One of the benefits of writing the hangman application as a plug-in is that you no longer need to write a CGI script at all. You can load and use the plug-in from any template, which you can process via a generic CGI script, a mod_perl handler, or perhaps the Apache::Template module.
Here's an example of a self-contained template using the hangman plug-in. All we need to do is to hardcode some variable values at the start of the template:
[% title = 'Template Toolkit Hangman #5' url = '/tt2/hangman.html' words = '/usr/games/hangman-words' icons = '/icons/hangman'; WRAPPER html/page html.head.title = title html.body.onload = 'if (document.gf) document.gf.guess.focus( )'; TRY; USE hangman = Games.Hangman( words = words icons = icons url = url ); hangman.play; CATCH; CLEAR; PROCESS error; END; END %]
If you're using Apache::Template to run the application, you can define these variables in the Apache httpd.conf file:
PerlModule Apache::Template TT2IncludePath /usr/local/tt2/hangman/hangman3/templates TT2IncludePath /usr/local/tt2/templates TT2Variable title "Template Toolkit Hangman #5" TT2Variable words /usr/games/hangman-words TT2Variable icons /icons/hangman TT2Params uri <Location /tt2/hangman.html> SetHandler perl-script PerlHandler Apache::Template </Location>
Our three variables, title, words, and icons, are defined using the TT2Variable directive. In addition, we use TT2Params to instruct Apache::Template to make the request URI available as the uri template variable. We previously used url to denote the URL of the hangman application, so we need to make one small change to the template.
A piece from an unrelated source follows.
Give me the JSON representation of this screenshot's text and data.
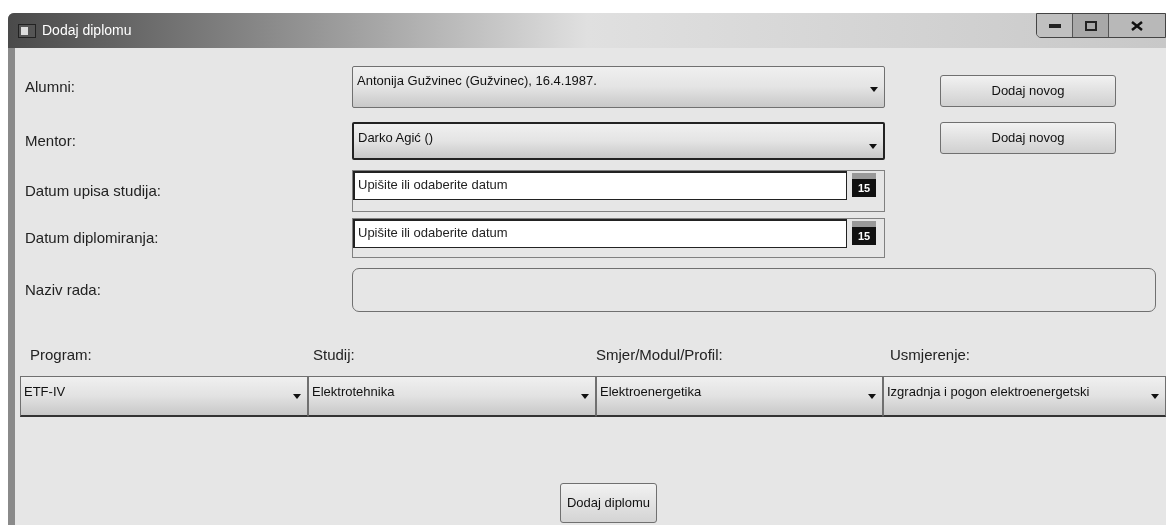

Using this dynamic uri variable should mean that the value will remain correct even if the application is moved to a new URL. The template should now look like this:
[% # ...etc... USE hangman = Games.Hangman( words = words icons = icons url = uri # now use 'uri' not 'url' ); # ...etc... %]
The game in Figure D-3 is for you to complete.